Each week we pay homage to a select “Original Creator”—an iconic artist from days gone by whose work influences and informs today’s creators. These are artists who were innovative and revolutionary in their fields—bold visionaries and radicals, groundbreaking frontiersmen and women who inspired and informed culture as we know it today. This week: Orson Welles.
If you have even a passing interest in film and the moving image than you’ll be familiar with the name Orson Welles. He’s a giant of the silver screen who, with his seminal work Citizen Kane (1941)—along with cinematographer Gregg Toland—helped shaped the visual vocabulary of modern film. Notable techniques they used were deep focus, low and varied camera angles, film noir-style deep shadows, camera moving through objects, and atypical lighting—and while these dramatic techniques weren’t new, it was Citizen Kane that gelled then together with skill, flair, and acumen.
As well as its visual artistry, the film was narratively unconventional with a non-linear story and was also notable for bucking the trend of the studio system of the time. Instead of being controlled by this system, which was at its zenith, Citizen Kane was made with complete freedom so Welles and his collaborators were allowed to do whatever they liked—which was unprecedented.
Camera moving through different objects: a sign and a glass ceiling in Citizen Kane.
They also harnessed the technological achievements and breakthroughs of the time to create a truly cutting-edge piece of filmmaking. To add to all these manifold glories it’s entertainment as high art, an art film that has mass appeal with a gripping populist story—one which follows the scandalous life of media mogul Charles Foster Kane (inspired by William Randolph Hearst)—and comes complete with a great twist ending, ticking all the boxes you need, thus confirming its inclusion in film studies classes ever since.
As well as creating that film behemoth, Welles was also a playful artist who liked to toy with the audiences he entertained.

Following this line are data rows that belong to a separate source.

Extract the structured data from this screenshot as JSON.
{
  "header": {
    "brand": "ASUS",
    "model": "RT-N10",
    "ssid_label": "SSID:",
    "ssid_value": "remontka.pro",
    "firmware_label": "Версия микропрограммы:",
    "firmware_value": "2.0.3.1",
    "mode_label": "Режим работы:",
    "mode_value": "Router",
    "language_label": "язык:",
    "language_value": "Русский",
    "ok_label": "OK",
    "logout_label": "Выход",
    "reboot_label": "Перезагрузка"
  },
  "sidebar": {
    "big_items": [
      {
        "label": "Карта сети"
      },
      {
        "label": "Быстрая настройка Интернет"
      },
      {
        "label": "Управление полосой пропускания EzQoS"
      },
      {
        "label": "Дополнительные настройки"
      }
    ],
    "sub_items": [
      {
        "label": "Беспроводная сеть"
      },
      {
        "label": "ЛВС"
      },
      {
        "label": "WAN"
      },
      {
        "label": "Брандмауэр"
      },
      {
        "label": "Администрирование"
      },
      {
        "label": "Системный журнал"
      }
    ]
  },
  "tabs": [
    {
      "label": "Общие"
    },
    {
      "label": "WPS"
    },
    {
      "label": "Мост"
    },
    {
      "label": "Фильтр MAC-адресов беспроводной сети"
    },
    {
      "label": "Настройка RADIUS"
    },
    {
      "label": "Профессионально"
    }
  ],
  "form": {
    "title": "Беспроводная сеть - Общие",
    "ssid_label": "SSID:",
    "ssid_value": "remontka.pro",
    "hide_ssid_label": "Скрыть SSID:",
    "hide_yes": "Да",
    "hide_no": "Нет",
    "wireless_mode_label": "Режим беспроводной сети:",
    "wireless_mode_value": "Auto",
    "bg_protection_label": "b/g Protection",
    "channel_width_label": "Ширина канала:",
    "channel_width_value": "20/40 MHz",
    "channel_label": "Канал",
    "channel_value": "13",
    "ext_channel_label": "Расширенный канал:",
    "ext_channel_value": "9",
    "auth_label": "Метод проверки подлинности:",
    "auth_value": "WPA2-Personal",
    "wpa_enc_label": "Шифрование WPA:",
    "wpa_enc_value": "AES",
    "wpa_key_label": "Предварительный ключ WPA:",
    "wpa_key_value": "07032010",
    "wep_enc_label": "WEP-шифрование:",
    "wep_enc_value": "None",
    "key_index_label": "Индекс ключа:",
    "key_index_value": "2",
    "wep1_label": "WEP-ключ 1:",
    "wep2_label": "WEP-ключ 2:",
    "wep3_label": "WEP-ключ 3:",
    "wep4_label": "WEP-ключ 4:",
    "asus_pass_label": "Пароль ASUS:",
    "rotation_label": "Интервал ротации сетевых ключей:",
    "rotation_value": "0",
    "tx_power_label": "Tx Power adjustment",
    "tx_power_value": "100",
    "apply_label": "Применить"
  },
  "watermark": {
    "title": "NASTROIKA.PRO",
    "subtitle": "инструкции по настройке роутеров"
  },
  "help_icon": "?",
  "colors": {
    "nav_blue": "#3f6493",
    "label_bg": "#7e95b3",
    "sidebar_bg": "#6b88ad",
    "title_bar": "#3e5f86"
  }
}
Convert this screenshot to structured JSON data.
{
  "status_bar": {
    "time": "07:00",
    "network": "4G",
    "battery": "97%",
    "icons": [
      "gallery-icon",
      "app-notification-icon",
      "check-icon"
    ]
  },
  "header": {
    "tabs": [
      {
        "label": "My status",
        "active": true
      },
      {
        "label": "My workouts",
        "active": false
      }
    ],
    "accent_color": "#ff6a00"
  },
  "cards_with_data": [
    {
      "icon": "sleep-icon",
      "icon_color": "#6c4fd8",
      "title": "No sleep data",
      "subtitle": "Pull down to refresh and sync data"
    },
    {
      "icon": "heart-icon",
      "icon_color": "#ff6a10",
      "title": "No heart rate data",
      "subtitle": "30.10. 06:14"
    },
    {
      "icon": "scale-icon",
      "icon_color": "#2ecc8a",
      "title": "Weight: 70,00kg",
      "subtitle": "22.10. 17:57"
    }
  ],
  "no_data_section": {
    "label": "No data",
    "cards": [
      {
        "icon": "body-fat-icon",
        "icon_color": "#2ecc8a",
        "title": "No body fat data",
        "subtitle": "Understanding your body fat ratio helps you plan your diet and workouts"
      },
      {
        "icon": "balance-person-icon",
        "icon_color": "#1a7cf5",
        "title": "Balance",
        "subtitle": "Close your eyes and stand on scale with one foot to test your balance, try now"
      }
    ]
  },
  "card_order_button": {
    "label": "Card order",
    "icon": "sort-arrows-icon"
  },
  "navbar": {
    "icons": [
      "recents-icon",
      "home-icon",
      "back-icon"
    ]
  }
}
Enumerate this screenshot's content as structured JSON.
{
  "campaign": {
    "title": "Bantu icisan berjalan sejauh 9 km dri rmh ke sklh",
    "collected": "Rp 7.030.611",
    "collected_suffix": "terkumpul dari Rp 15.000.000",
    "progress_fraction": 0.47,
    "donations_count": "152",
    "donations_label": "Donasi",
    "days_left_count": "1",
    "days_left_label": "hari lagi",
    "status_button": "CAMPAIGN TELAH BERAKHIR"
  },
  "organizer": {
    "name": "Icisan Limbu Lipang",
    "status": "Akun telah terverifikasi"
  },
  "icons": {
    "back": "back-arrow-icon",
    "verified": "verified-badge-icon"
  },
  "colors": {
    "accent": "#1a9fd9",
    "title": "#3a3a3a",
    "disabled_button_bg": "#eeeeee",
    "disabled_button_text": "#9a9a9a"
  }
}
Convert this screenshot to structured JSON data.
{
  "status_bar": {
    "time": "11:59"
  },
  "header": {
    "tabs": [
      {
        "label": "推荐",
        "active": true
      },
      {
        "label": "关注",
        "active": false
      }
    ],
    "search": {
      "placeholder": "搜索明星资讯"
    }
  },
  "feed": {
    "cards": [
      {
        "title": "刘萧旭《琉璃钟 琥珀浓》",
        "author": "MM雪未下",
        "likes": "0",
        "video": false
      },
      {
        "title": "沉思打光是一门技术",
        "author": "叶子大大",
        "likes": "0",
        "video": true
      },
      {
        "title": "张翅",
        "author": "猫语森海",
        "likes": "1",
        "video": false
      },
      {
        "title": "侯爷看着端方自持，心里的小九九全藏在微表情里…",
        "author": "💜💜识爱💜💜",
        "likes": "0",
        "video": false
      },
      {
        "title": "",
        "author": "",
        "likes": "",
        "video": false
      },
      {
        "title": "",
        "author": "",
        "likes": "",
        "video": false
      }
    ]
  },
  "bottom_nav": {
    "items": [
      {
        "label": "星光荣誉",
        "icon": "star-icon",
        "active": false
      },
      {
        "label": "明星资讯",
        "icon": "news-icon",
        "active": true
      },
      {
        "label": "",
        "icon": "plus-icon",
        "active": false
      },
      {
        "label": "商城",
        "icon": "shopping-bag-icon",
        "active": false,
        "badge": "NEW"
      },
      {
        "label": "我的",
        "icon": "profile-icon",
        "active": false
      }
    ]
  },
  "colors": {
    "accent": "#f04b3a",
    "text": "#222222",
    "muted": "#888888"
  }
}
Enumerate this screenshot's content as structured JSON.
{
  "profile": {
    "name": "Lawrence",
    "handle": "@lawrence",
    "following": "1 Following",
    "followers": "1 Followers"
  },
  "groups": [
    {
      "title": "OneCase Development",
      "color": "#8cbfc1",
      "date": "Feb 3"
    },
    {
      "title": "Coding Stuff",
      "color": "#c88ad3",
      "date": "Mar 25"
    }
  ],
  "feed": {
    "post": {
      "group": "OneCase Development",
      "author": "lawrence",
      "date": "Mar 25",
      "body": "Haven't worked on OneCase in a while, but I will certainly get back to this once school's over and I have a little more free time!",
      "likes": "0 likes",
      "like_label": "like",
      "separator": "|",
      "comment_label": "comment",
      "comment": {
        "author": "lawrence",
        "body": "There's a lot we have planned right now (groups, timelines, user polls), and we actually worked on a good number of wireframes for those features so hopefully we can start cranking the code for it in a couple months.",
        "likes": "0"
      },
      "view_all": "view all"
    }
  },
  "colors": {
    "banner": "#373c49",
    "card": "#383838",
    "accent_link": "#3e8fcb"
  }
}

This was most notable in his radio play The War of the Worlds, a dramatization of the HG Wells novel, which saw him terrify listeners into thinking the play was real when it was broadcast on October 30, 1938.
A poignant moment in F for Fake.
Another of his projects which revealed his mischievous side was his sort-of-documentary F for Fake (1973), which focuses on the story of art forger Elmyr de Hory and his biographer Clifford Irving, who was himself partial to creating fake works, notably a biography of Howard Hughes. It’s a mind-bending film which constantly plays with the idea of truth, challenging the viewer and confronting them, toying with what’s real in both Hory’s work, Irving’s role as his biographer, and the story that the film presents to us. You’ll left not knowing what’s fiction and what’s fact.
The incredible opening shot from Touch of Evil.
Along with The Magnificent Ambersons (1941) and his version of Shakespeare’s Othello (1952), another of Welles’ classic films is Touch of Evil (1958). The film opens with one of the greatest tracking shots in the history of everything ever—a three-minute crane shot that takes the viewer on a journey across the US border into Mexico, introducing us into a murky underworld that sets the tone for the rest of this influential film noir.
As well as creating film masterpieces and messing with our heads, Welles was also a fine actor, cropping up as the villainous but alluring Harry Lime in classic British movie The Third Man (1949), delivering the movie’s climatic speech about violence and culture. And, of course, he was in The Muppet Movie (1979) and his final filmic outing, perhaps his finest (if you were 10 years old), was voicing Unicron in the animated film The Transformers: The Movie (1986).